- [What the exercise asks] When you restate the entries that follow, keep every word exactly and drop the pictures.

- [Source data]
---

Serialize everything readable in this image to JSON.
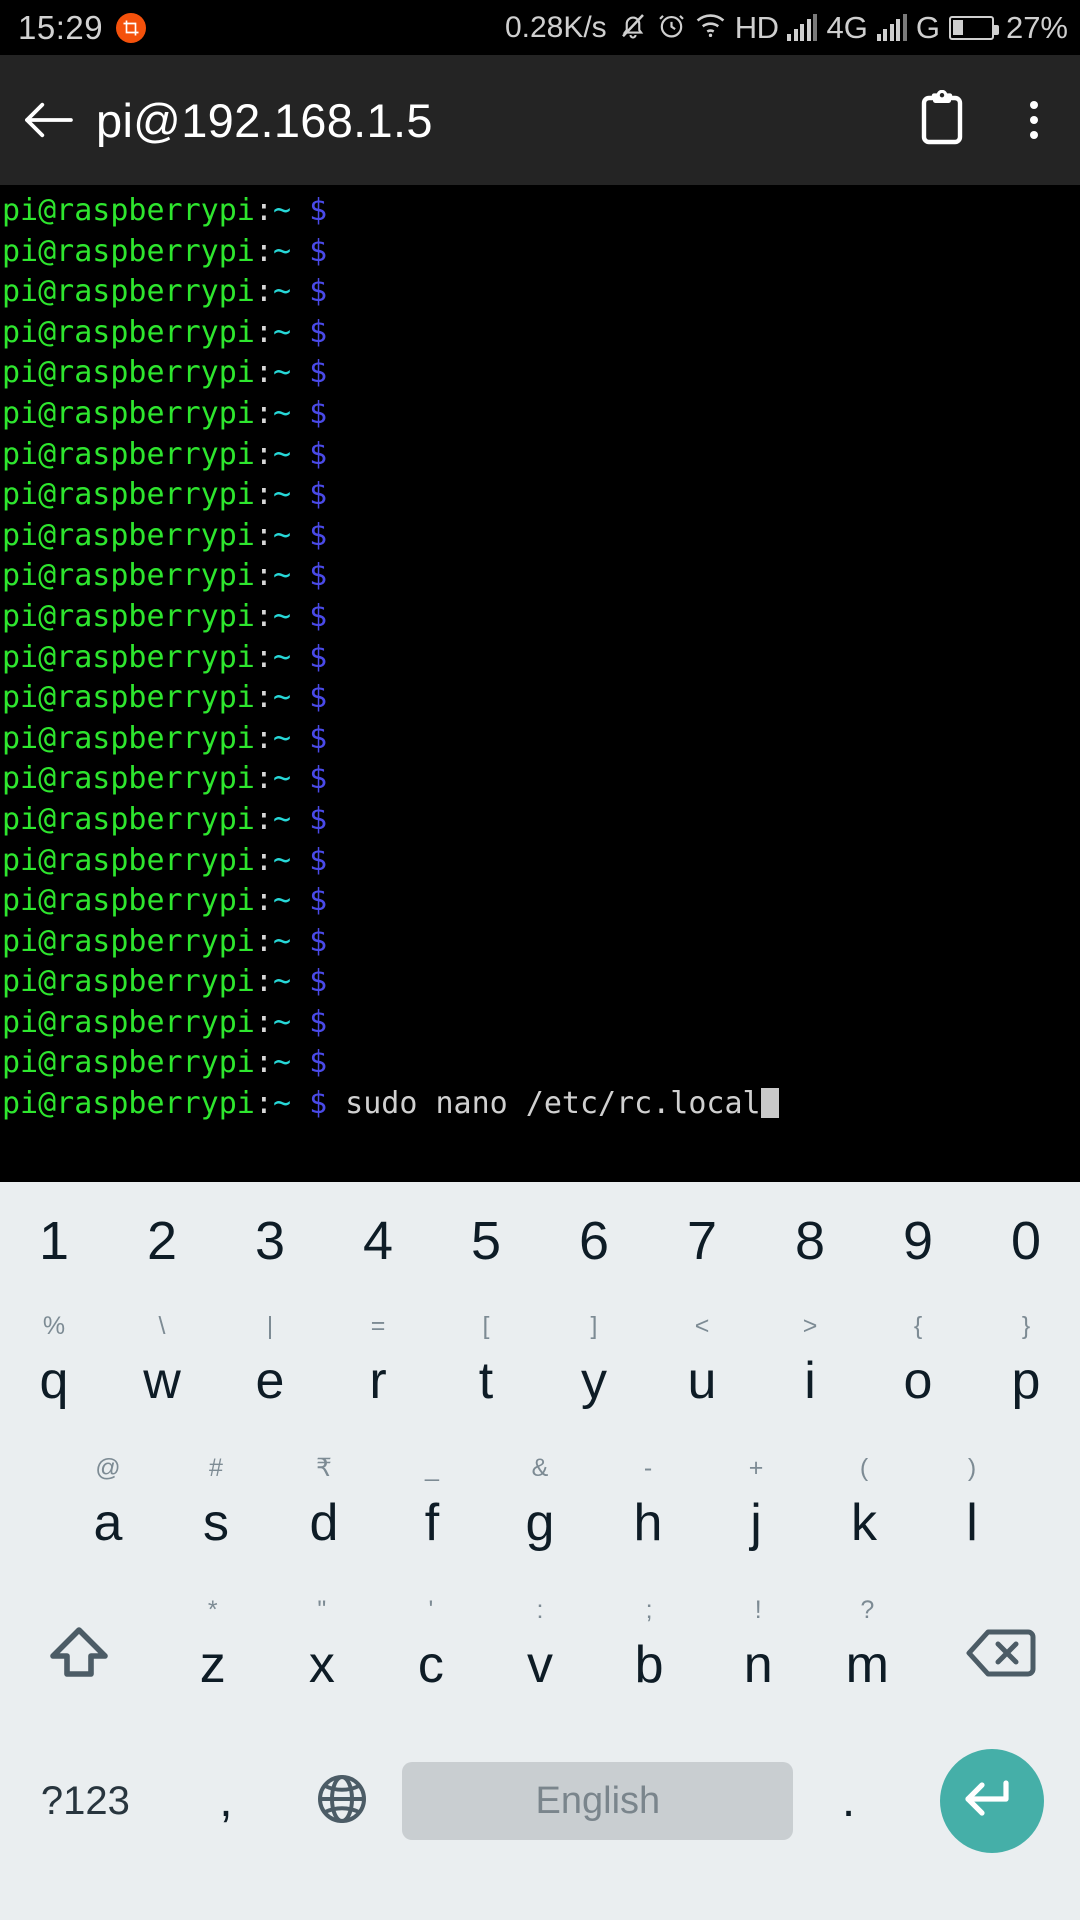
{
  "status_bar": {
    "time": "15:29",
    "screenshot_icon": "crop-icon",
    "network_speed": "0.28K/s",
    "icons": [
      "bell-muted-icon",
      "alarm-clock-icon",
      "wifi-icon"
    ],
    "hd_label": "HD",
    "network_type": "4G",
    "network_type_2": "G",
    "battery_percent": "27%",
    "battery_level": 27
  },
  "app_bar": {
    "back_icon": "arrow-left-icon",
    "title": "pi@192.168.1.5",
    "paste_icon": "clipboard-icon",
    "overflow_icon": "more-vertical-icon"
  },
  "terminal": {
    "prompt_user": "pi@raspberrypi",
    "prompt_colon": ":",
    "prompt_path": "~",
    "prompt_symbol": "$",
    "blank_prompt_count": 22,
    "command": "sudo nano /etc/rc.local",
    "colors": {
      "user": "#2EE62E",
      "path": "#27D8D8",
      "symbol": "#4A4AE8",
      "command": "#D0D0D0",
      "background": "#000000"
    }
  },
  "keyboard": {
    "language": "English",
    "symbols_key": "?123",
    "comma_key": ",",
    "period_key": ".",
    "globe_icon": "globe-icon",
    "shift_icon": "shift-up-arrow-icon",
    "backspace_icon": "backspace-icon",
    "enter_icon": "enter-return-icon",
    "enter_color": "#45AFA8",
    "background": "#EAEEF0",
    "rows": {
      "numbers": [
        {
          "main": "1"
        },
        {
          "main": "2"
        },
        {
          "main": "3"
        },
        {
          "main": "4"
        },
        {
          "main": "5"
        },
        {
          "main": "6"
        },
        {
          "main": "7"
        },
        {
          "main": "8"
        },
        {
          "main": "9"
        },
        {
          "main": "0"
        }
      ],
      "top": [
        {
          "main": "q",
          "sub": "%"
        },
        {
          "main": "w",
          "sub": "\\"
        },
        {
          "main": "e",
          "sub": "|"
        },
        {
          "main": "r",
          "sub": "="
        },
        {
          "main": "t",
          "sub": "["
        },
        {
          "main": "y",
          "sub": "]"
        },
        {
          "main": "u",
          "sub": "<"
        },
        {
          "main": "i",
          "sub": ">"
        },
        {
          "main": "o",
          "sub": "{"
        },
        {
          "main": "p",
          "sub": "}"
        }
      ],
      "home": [
        {
          "main": "a",
          "sub": "@"
        },
        {
          "main": "s",
          "sub": "#"
        },
        {
          "main": "d",
          "sub": "₹"
        },
        {
          "main": "f",
          "sub": "_"
        },
        {
          "main": "g",
          "sub": "&"
        },
        {
          "main": "h",
          "sub": "-"
        },
        {
          "main": "j",
          "sub": "+"
        },
        {
          "main": "k",
          "sub": "("
        },
        {
          "main": "l",
          "sub": ")"
        }
      ],
      "bottom": [
        {
          "main": "z",
          "sub": "*"
        },
        {
          "main": "x",
          "sub": "\""
        },
        {
          "main": "c",
          "sub": "'"
        },
        {
          "main": "v",
          "sub": ":"
        },
        {
          "main": "b",
          "sub": ";"
        },
        {
          "main": "n",
          "sub": "!"
        },
        {
          "main": "m",
          "sub": "?"
        }
      ]
    }
  }
}
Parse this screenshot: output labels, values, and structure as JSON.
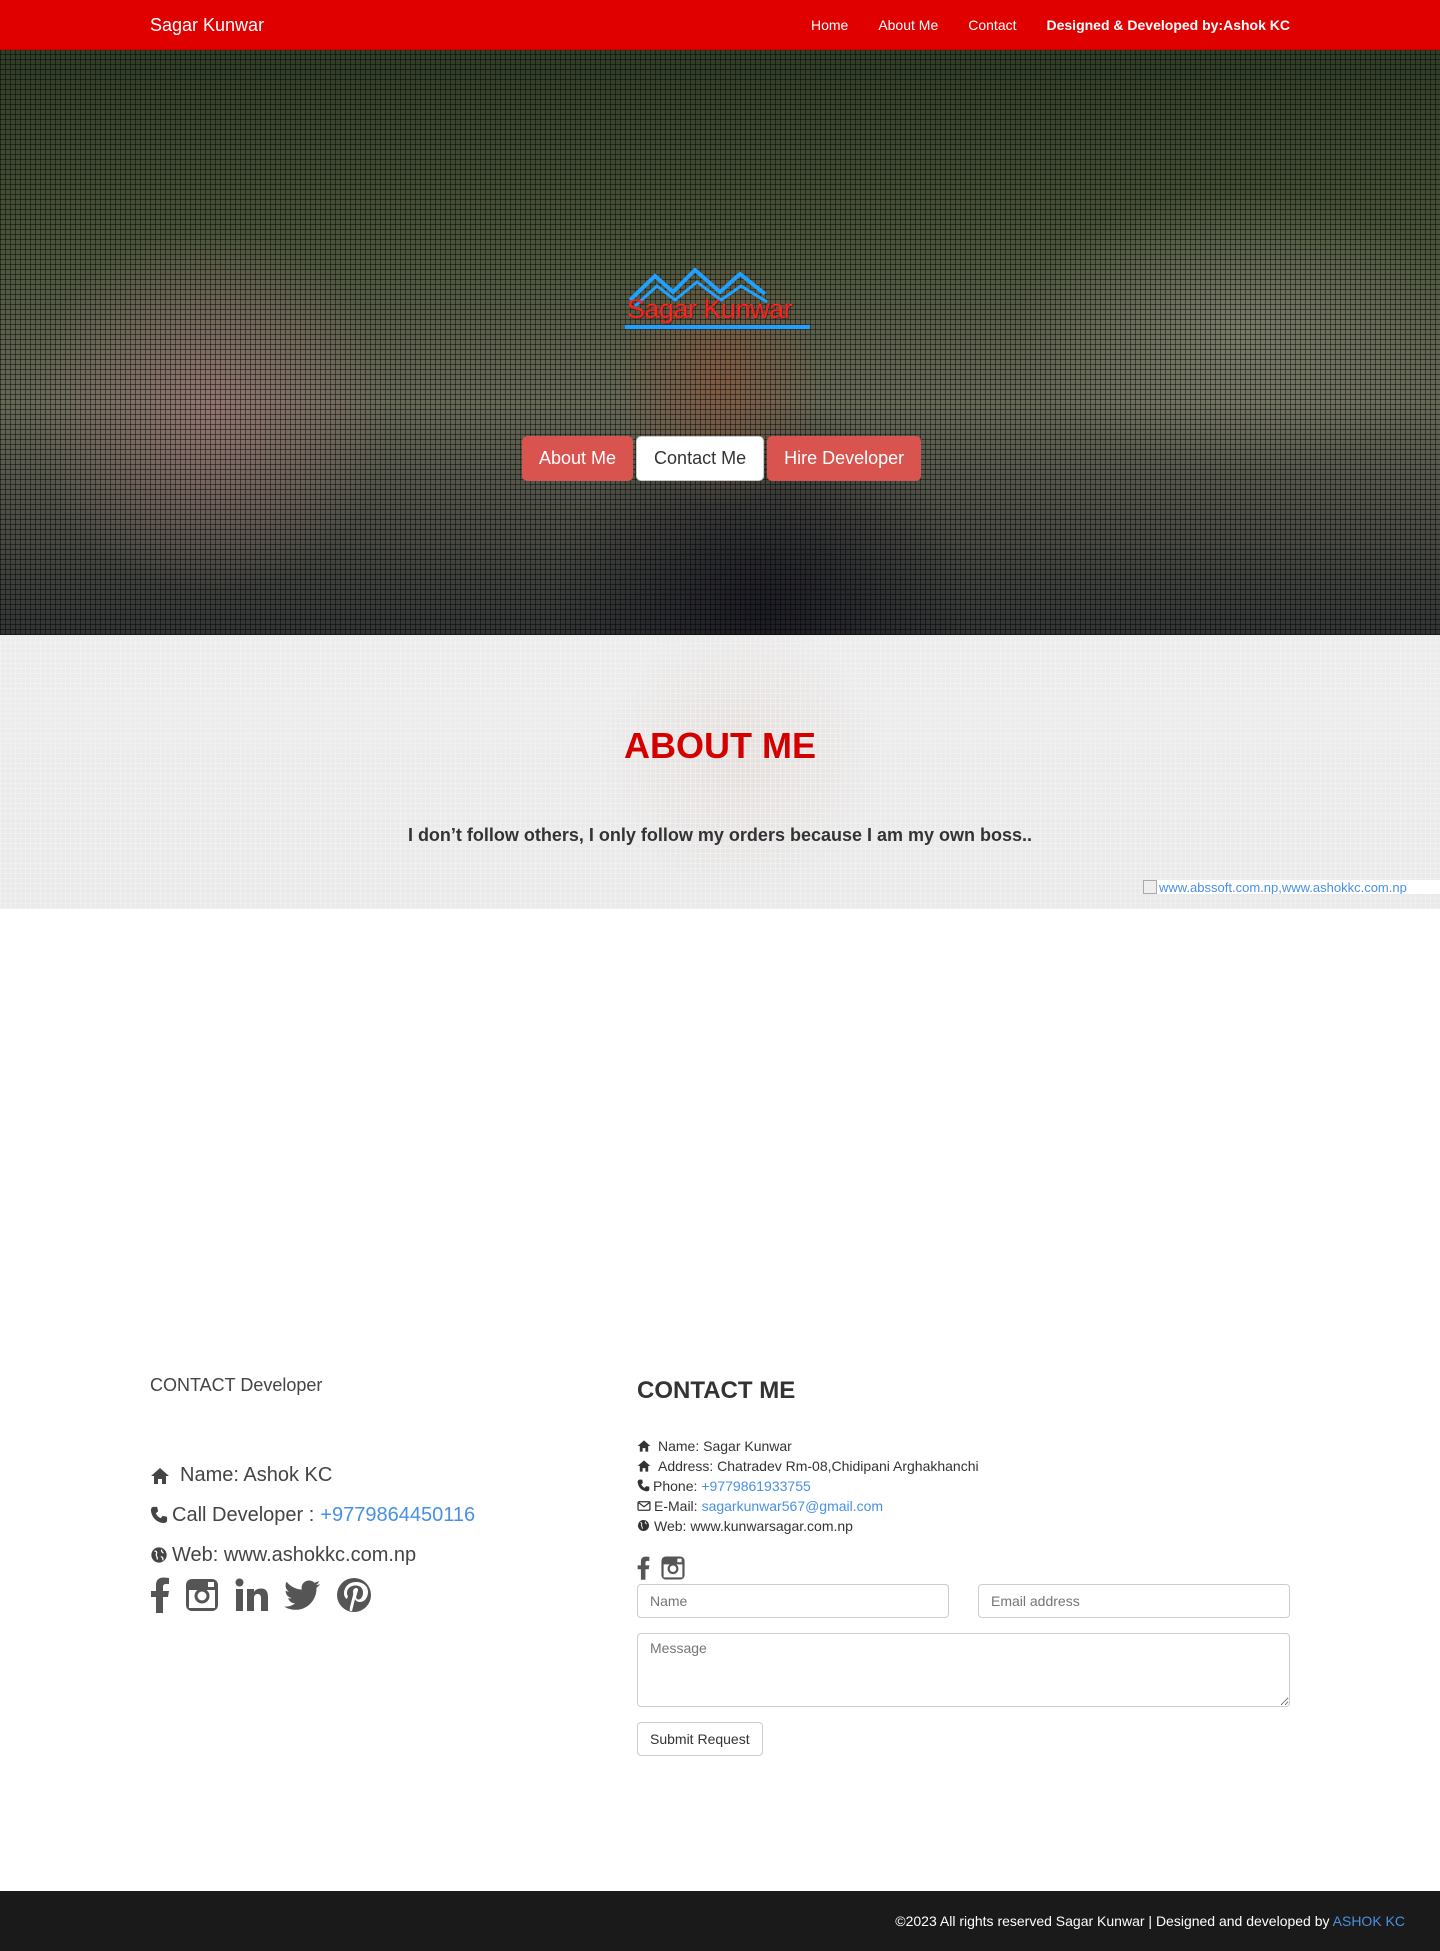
{
  "navbar": {
    "brand": "Sagar Kunwar",
    "links": [
      "Home",
      "About Me",
      "Contact"
    ],
    "credit": "Designed & Developed by:Ashok KC"
  },
  "hero": {
    "logo_text": "Sagar Kunwar",
    "buttons": [
      "About Me",
      "Contact Me",
      "Hire Developer"
    ]
  },
  "about": {
    "title": "ABOUT ME",
    "quote": "I don’t follow others, I only follow my orders because I am my own boss..",
    "image_alt": "www.abssoft.com.np,www.ashokkc.com.np"
  },
  "developer": {
    "title": "CONTACT Developer",
    "name_label": "Name: Ashok KC",
    "call_label": "Call Developer :",
    "call_number": "+9779864450116",
    "web_label": "Web: www.ashokkc.com.np",
    "social_icons": [
      "facebook-icon",
      "instagram-icon",
      "linkedin-icon",
      "twitter-icon",
      "pinterest-icon"
    ]
  },
  "contact": {
    "title": "CONTACT ME",
    "name": "Name: Sagar Kunwar",
    "address": "Address: Chatradev Rm-08,Chidipani Arghakhanchi",
    "phone_label": "Phone:",
    "phone": "+9779861933755",
    "email_label": "E-Mail:",
    "email": "sagarkunwar567@gmail.com",
    "web": "Web: www.kunwarsagar.com.np",
    "social_icons": [
      "facebook-icon",
      "instagram-icon"
    ],
    "form": {
      "name_placeholder": "Name",
      "email_placeholder": "Email address",
      "message_placeholder": "Message",
      "submit": "Submit Request"
    }
  },
  "footer": {
    "text": "©2023 All rights reserved Sagar Kunwar | Designed and developed by",
    "link": "ASHOK KC"
  },
  "colors": {
    "navbar": "#e00000",
    "accent_red": "#d9534f",
    "title_red": "#d40000",
    "link_blue": "#4a90e2",
    "footer": "#1a1a1a"
  }
}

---

- [Completed task]
Serialize everything readable in this image to JSON.
{
  "status_bar": {
    "time": "15:29",
    "screenshot_icon": "crop-icon",
    "network_speed": "0.28K/s",
    "icons": [
      "bell-muted-icon",
      "alarm-clock-icon",
      "wifi-icon"
    ],
    "hd_label": "HD",
    "network_type": "4G",
    "network_type_2": "G",
    "battery_percent": "27%",
    "battery_level": 27
  },
  "app_bar": {
    "back_icon": "arrow-left-icon",
    "title": "pi@192.168.1.5",
    "paste_icon": "clipboard-icon",
    "overflow_icon": "more-vertical-icon"
  },
  "terminal": {
    "prompt_user": "pi@raspberrypi",
    "prompt_colon": ":",
    "prompt_path": "~",
    "prompt_symbol": "$",
    "blank_prompt_count": 22,
    "command": "sudo nano /etc/rc.local",
    "colors": {
      "user": "#2EE62E",
      "path": "#27D8D8",
      "symbol": "#4A4AE8",
      "command": "#D0D0D0",
      "background": "#000000"
    }
  },
  "keyboard": {
    "language": "English",
    "symbols_key": "?123",
    "comma_key": ",",
    "period_key": ".",
    "globe_icon": "globe-icon",
    "shift_icon": "shift-up-arrow-icon",
    "backspace_icon": "backspace-icon",
    "enter_icon": "enter-return-icon",
    "enter_color": "#45AFA8",
    "background": "#EAEEF0",
    "rows": {
      "numbers": [
        {
          "main": "1"
        },
        {
          "main": "2"
        },
        {
          "main": "3"
        },
        {
          "main": "4"
        },
        {
          "main": "5"
        },
        {
          "main": "6"
        },
        {
          "main": "7"
        },
        {
          "main": "8"
        },
        {
          "main": "9"
        },
        {
          "main": "0"
        }
      ],
      "top": [
        {
          "main": "q",
          "sub": "%"
        },
        {
          "main": "w",
          "sub": "\\"
        },
        {
          "main": "e",
          "sub": "|"
        },
        {
          "main": "r",
          "sub": "="
        },
        {
          "main": "t",
          "sub": "["
        },
        {
          "main": "y",
          "sub": "]"
        },
        {
          "main": "u",
          "sub": "<"
        },
        {
          "main": "i",
          "sub": ">"
        },
        {
          "main": "o",
          "sub": "{"
        },
        {
          "main": "p",
          "sub": "}"
        }
      ],
      "home": [
        {
          "main": "a",
          "sub": "@"
        },
        {
          "main": "s",
          "sub": "#"
        },
        {
          "main": "d",
          "sub": "₹"
        },
        {
          "main": "f",
          "sub": "_"
        },
        {
          "main": "g",
          "sub": "&"
        },
        {
          "main": "h",
          "sub": "-"
        },
        {
          "main": "j",
          "sub": "+"
        },
        {
          "main": "k",
          "sub": "("
        },
        {
          "main": "l",
          "sub": ")"
        }
      ],
      "bottom": [
        {
          "main": "z",
          "sub": "*"
        },
        {
          "main": "x",
          "sub": "\""
        },
        {
          "main": "c",
          "sub": "'"
        },
        {
          "main": "v",
          "sub": ":"
        },
        {
          "main": "b",
          "sub": ";"
        },
        {
          "main": "n",
          "sub": "!"
        },
        {
          "main": "m",
          "sub": "?"
        }
      ]
    }
  }
}
Parse this screenshot: output labels, values, and structure as JSON.
{
  "navbar": {
    "brand": "Sagar Kunwar",
    "links": [
      "Home",
      "About Me",
      "Contact"
    ],
    "credit": "Designed & Developed by:Ashok KC"
  },
  "hero": {
    "logo_text": "Sagar Kunwar",
    "buttons": [
      "About Me",
      "Contact Me",
      "Hire Developer"
    ]
  },
  "about": {
    "title": "ABOUT ME",
    "quote": "I don’t follow others, I only follow my orders because I am my own boss..",
    "image_alt": "www.abssoft.com.np,www.ashokkc.com.np"
  },
  "developer": {
    "title": "CONTACT Developer",
    "name_label": "Name: Ashok KC",
    "call_label": "Call Developer :",
    "call_number": "+9779864450116",
    "web_label": "Web: www.ashokkc.com.np",
    "social_icons": [
      "facebook-icon",
      "instagram-icon",
      "linkedin-icon",
      "twitter-icon",
      "pinterest-icon"
    ]
  },
  "contact": {
    "title": "CONTACT ME",
    "name": "Name: Sagar Kunwar",
    "address": "Address: Chatradev Rm-08,Chidipani Arghakhanchi",
    "phone_label": "Phone:",
    "phone": "+9779861933755",
    "email_label": "E-Mail:",
    "email": "sagarkunwar567@gmail.com",
    "web": "Web: www.kunwarsagar.com.np",
    "social_icons": [
      "facebook-icon",
      "instagram-icon"
    ],
    "form": {
      "name_placeholder": "Name",
      "email_placeholder": "Email address",
      "message_placeholder": "Message",
      "submit": "Submit Request"
    }
  },
  "footer": {
    "text": "©2023 All rights reserved Sagar Kunwar | Designed and developed by",
    "link": "ASHOK KC"
  },
  "colors": {
    "navbar": "#e00000",
    "accent_red": "#d9534f",
    "title_red": "#d40000",
    "link_blue": "#4a90e2",
    "footer": "#1a1a1a"
  }
}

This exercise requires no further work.